*TASK GOAL*: With the pictures excluded, retype the records that follow exactly.

DATA FOR REVIEW below:

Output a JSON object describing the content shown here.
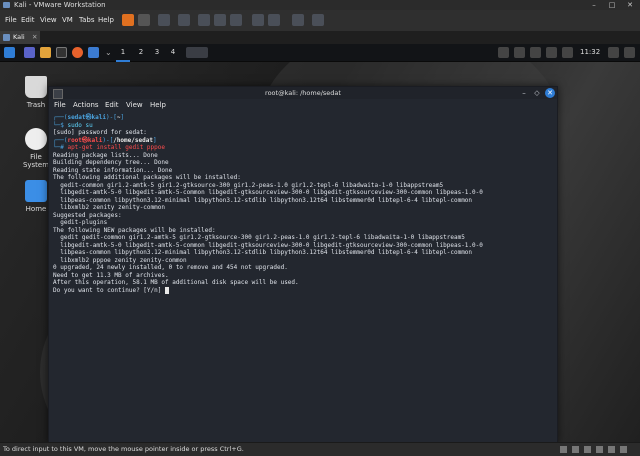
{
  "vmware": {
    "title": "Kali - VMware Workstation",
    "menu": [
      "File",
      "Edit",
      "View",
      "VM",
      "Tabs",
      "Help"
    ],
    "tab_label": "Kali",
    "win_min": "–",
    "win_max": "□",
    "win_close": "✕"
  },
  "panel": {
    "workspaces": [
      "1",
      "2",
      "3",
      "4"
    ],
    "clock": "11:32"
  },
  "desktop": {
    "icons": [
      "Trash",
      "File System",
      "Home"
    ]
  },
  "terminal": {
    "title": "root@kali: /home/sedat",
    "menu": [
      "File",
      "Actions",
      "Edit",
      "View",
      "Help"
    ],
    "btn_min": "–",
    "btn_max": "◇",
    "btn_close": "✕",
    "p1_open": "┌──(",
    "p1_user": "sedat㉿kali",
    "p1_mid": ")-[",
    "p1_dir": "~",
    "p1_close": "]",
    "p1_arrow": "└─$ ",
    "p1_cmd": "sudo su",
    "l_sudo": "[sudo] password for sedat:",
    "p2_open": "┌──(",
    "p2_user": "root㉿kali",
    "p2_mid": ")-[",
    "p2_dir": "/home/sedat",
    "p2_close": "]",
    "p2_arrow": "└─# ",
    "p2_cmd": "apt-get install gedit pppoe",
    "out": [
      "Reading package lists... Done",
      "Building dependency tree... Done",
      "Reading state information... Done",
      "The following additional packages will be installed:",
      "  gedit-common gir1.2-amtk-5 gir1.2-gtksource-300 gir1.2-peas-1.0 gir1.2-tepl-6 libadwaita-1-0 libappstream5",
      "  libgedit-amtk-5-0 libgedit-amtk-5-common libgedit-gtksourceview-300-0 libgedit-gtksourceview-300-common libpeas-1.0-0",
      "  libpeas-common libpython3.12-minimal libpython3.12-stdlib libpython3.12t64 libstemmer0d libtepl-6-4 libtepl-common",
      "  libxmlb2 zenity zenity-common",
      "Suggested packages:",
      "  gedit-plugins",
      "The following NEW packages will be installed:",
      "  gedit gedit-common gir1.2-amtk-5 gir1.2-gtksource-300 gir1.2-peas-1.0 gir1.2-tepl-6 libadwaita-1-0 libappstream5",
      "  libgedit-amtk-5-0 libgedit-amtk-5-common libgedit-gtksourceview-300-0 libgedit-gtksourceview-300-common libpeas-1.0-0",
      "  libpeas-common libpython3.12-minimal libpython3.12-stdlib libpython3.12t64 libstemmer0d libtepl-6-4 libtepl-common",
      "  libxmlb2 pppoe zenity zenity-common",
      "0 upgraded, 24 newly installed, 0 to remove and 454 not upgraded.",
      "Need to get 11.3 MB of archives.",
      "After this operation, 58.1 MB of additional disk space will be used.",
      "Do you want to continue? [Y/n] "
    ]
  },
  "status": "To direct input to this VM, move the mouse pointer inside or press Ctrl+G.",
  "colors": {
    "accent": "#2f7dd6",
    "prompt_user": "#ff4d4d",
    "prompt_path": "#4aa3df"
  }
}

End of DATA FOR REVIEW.

*EXPECTED ANSWER*:
Output a JSON object describing the content shown here.
{
  "vmware": {
    "title": "Kali - VMware Workstation",
    "menu": [
      "File",
      "Edit",
      "View",
      "VM",
      "Tabs",
      "Help"
    ],
    "tab_label": "Kali",
    "win_min": "–",
    "win_max": "□",
    "win_close": "✕"
  },
  "panel": {
    "workspaces": [
      "1",
      "2",
      "3",
      "4"
    ],
    "clock": "11:32"
  },
  "desktop": {
    "icons": [
      "Trash",
      "File System",
      "Home"
    ]
  },
  "terminal": {
    "title": "root@kali: /home/sedat",
    "menu": [
      "File",
      "Actions",
      "Edit",
      "View",
      "Help"
    ],
    "btn_min": "–",
    "btn_max": "◇",
    "btn_close": "✕",
    "p1_open": "┌──(",
    "p1_user": "sedat㉿kali",
    "p1_mid": ")-[",
    "p1_dir": "~",
    "p1_close": "]",
    "p1_arrow": "└─$ ",
    "p1_cmd": "sudo su",
    "l_sudo": "[sudo] password for sedat:",
    "p2_open": "┌──(",
    "p2_user": "root㉿kali",
    "p2_mid": ")-[",
    "p2_dir": "/home/sedat",
    "p2_close": "]",
    "p2_arrow": "└─# ",
    "p2_cmd": "apt-get install gedit pppoe",
    "out": [
      "Reading package lists... Done",
      "Building dependency tree... Done",
      "Reading state information... Done",
      "The following additional packages will be installed:",
      "  gedit-common gir1.2-amtk-5 gir1.2-gtksource-300 gir1.2-peas-1.0 gir1.2-tepl-6 libadwaita-1-0 libappstream5",
      "  libgedit-amtk-5-0 libgedit-amtk-5-common libgedit-gtksourceview-300-0 libgedit-gtksourceview-300-common libpeas-1.0-0",
      "  libpeas-common libpython3.12-minimal libpython3.12-stdlib libpython3.12t64 libstemmer0d libtepl-6-4 libtepl-common",
      "  libxmlb2 zenity zenity-common",
      "Suggested packages:",
      "  gedit-plugins",
      "The following NEW packages will be installed:",
      "  gedit gedit-common gir1.2-amtk-5 gir1.2-gtksource-300 gir1.2-peas-1.0 gir1.2-tepl-6 libadwaita-1-0 libappstream5",
      "  libgedit-amtk-5-0 libgedit-amtk-5-common libgedit-gtksourceview-300-0 libgedit-gtksourceview-300-common libpeas-1.0-0",
      "  libpeas-common libpython3.12-minimal libpython3.12-stdlib libpython3.12t64 libstemmer0d libtepl-6-4 libtepl-common",
      "  libxmlb2 pppoe zenity zenity-common",
      "0 upgraded, 24 newly installed, 0 to remove and 454 not upgraded.",
      "Need to get 11.3 MB of archives.",
      "After this operation, 58.1 MB of additional disk space will be used.",
      "Do you want to continue? [Y/n] "
    ]
  },
  "status": "To direct input to this VM, move the mouse pointer inside or press Ctrl+G.",
  "colors": {
    "accent": "#2f7dd6",
    "prompt_user": "#ff4d4d",
    "prompt_path": "#4aa3df"
  }
}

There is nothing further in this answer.